Warning/Side effects: Reading Love Like the Movies may make you…

  1. Miss video stores
  2. Reignite your forgotten passion for romantic comedies
  3. Wish you too could reenact movie scenes
  4. Hope someone turns this into the best rom-com movie ever
  5. Itch to rewatch all these movies and then some

Now go buy this book then come back and tell me which from the list is your favourite and who would play you in the movie version of your life? I’m thinking America Ferrera for me but I’m not sure who could play Mr Whimsy.

Book Reviews

Book Review: Across The Universe by Beth Revis

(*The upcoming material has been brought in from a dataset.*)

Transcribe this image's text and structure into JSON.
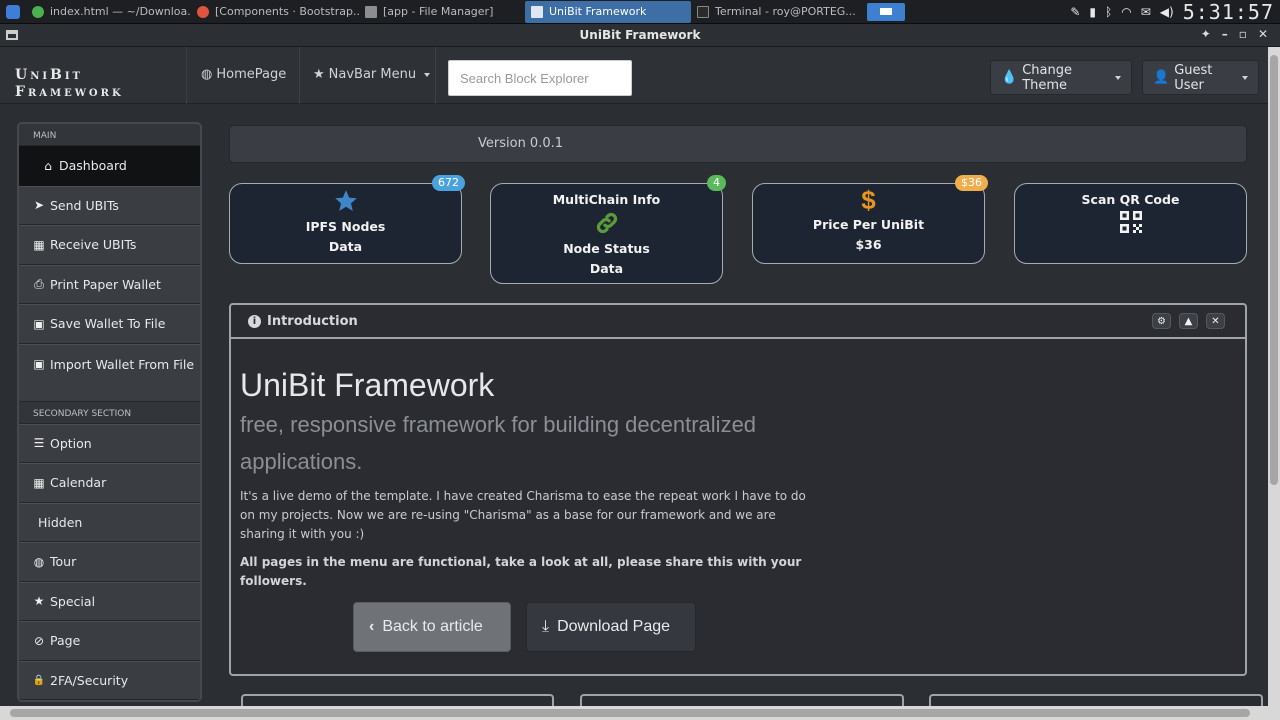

When you first come across the title “Across The Universe”, you immediately know that this book is definitely out of this world, like literally. You immediately start picturing aliens, spaceships, astronauts and all that kind of stuff. Well, a spaceship is definitely there. Even though you might not get much in terms of astronauts and aliens, some spaceship romance might make up for that a little.

For a super-hyped sci-fi, dystopian, YA novel, there isn’t much room left for the imagination. You may run short of Ahaa! Moments since most of the twists and turns we have encountered before. Let’s see; an unfortunate situation arises, boy meets girl, boy saves the girl, the boy helps the girl to try and figure out what went wrong, sounds familiar?

But then again, that doesn’t mean that it is all boring and mundane. One aspect of the society that this book clearly brings out is racial profiling. You will definitely relate to Amy on this. As for Eldest and Elder, that is a story for another day. This book deserves a 4 out of 5 ratings based on the strong moral awareness it posses.